I’m going to attempt to keep up with some type card pricing when good groups come up more for reference than anything else. It’s always good to know how much items are selling for when you go to buy or sell some of these super tough N500-up type cards. They so rarely come up for sale, sometimes past pricing isn’t indicative of what they will bring but it’s the only reference we have.
An eBay user (member_15875) recently sold a good deal of 19th century actress cards. Some were lots of mundane stuff like Sweet Caporal or single lots of Admiral, Virginia Brights and Old Judge. Others were much tougher cards that are typically what I’d call BOB or Back Of Book (borrowing stamp collector’s jargon) cards. I pulled photos and pricing from a handful to post here for future reference. Hopefully it helps you out in some capacity. I think any/all of my posts on this blog are searchable, so if, in the future, you’re curious about what an N665 Our Knocker tobacco card sold for you can search that term on the blog and see previous posts. I’ll try to remember to title them all “Type Card Update” and whatever number it is.
Some of these cards are super scarce and some are traded more often. The N427 American Eagle, N611 Queen’s Cup and N657 Kalamazoo Bats cards are more common. The Kalamazoo Bats, in particular, are also collected because there are Baseball Cards from the same manufacturer and there are a number in the set. I know of at least a couple collectors actually working on the set of these cards. Anyway, here are the results for those recent sales in early January of 2018.
Those that know me may know that I spent much of 2017 deconstructing what was a pretty large type collection. Not entirely sure how it all started but by the ‘end’, I had 2-3,000 type cards in my typecard collection. It was heavily weighted to tobacco and candy/gum issues because those were always my favorites and because I also collected many of those cards as complete sets. As cards came into the sets and either got upgraded or large lots were bought, I would pull the card and put it in a semi-rigid and then label them with the American Card Catalog (ACC) classification with white DYMO tape labels at the top of the semi-rigid like this:
Boy….I spent a lot of money on those white DYMO label cartridges…..finally bought some on ebay in bulk. For mainstream sets, like the ones above, just the ACC was sufficient. For sets that were uncataloged, I did something like the card on the left below. And for sets that had variations….like back variations….I did something like the card on the right.
Some sets were represented by a single example while others had many examples. It was all a function of what was upgraded, what lots were bought and what was needed in my sets. As a result, the type collection grew to a pretty large size. I was up to nearly three full three row larger white card boxes.

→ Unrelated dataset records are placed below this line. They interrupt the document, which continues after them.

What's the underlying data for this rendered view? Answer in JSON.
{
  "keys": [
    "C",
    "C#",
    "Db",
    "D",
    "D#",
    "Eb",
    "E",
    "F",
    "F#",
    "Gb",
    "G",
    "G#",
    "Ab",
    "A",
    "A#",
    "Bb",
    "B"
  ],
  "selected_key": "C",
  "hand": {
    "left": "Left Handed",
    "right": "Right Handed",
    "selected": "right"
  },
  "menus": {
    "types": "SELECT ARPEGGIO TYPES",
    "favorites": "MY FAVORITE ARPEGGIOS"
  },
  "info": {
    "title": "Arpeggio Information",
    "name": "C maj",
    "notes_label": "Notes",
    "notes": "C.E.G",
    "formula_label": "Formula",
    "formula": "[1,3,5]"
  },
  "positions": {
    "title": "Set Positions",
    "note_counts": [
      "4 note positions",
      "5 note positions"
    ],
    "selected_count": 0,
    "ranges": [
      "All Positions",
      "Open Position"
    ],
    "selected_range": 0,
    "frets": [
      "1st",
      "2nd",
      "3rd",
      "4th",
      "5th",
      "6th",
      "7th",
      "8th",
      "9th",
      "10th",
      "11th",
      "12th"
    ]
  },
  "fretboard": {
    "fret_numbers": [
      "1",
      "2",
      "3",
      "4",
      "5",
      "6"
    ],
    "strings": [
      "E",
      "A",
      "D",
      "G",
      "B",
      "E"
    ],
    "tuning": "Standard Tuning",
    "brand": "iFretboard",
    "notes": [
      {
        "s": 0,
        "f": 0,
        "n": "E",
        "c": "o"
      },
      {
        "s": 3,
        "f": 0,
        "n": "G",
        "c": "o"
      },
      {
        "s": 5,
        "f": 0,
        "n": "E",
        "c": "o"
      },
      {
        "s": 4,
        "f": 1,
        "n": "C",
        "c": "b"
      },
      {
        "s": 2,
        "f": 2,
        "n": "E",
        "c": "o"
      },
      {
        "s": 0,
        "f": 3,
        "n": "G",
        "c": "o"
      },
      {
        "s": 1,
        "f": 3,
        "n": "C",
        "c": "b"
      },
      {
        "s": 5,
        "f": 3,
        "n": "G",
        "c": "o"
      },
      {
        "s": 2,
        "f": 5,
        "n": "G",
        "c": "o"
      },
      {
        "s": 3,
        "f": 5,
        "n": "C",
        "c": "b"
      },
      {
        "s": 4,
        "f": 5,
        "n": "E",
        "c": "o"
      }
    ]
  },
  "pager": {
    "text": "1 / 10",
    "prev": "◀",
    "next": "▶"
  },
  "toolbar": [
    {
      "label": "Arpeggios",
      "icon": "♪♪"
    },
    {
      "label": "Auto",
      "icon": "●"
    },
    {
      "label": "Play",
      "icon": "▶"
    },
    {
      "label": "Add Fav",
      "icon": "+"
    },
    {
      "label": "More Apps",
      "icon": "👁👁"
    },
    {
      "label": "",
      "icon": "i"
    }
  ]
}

I had cards from the ACC classifications of 19th century tobacco (N), 20th century tobacco(T), Early candy and gum (E), later candy and gum (R), Canadian Tobacco (C), Canadian Candy and Gum (V), US Tobacco Silks (S), US Tobacco Leathers (L), US Tobacco Blankets (B), Coffee (K), Baking soda (J), and many many more. It got a little difficult to keep up with them all. They were organized within each ACC classification within the boxes.
Things that were oversized went into 4×6 top loaders, 5×7 toploaders, 8×10 toploaders or other types of containers. The same DYMO tape labels accompanied and identified those cards too.
Welcome to Vintage Nonsports blog, site and home to some photos of my collection. With the move of the Vintage Nonsports chat board to the Websitetoolbox platform, Bill set up this WordPress site for me on www.vintagenonsports.com. I’m hoping to do some daily/weekly posts about things I find interesting. Not sure I’ll be able to do daily as it becomes a job then. But check back often. I will update the site as regularly as I can. Thanks for all the support on the nonsports forum. It’s been a fun 11 years!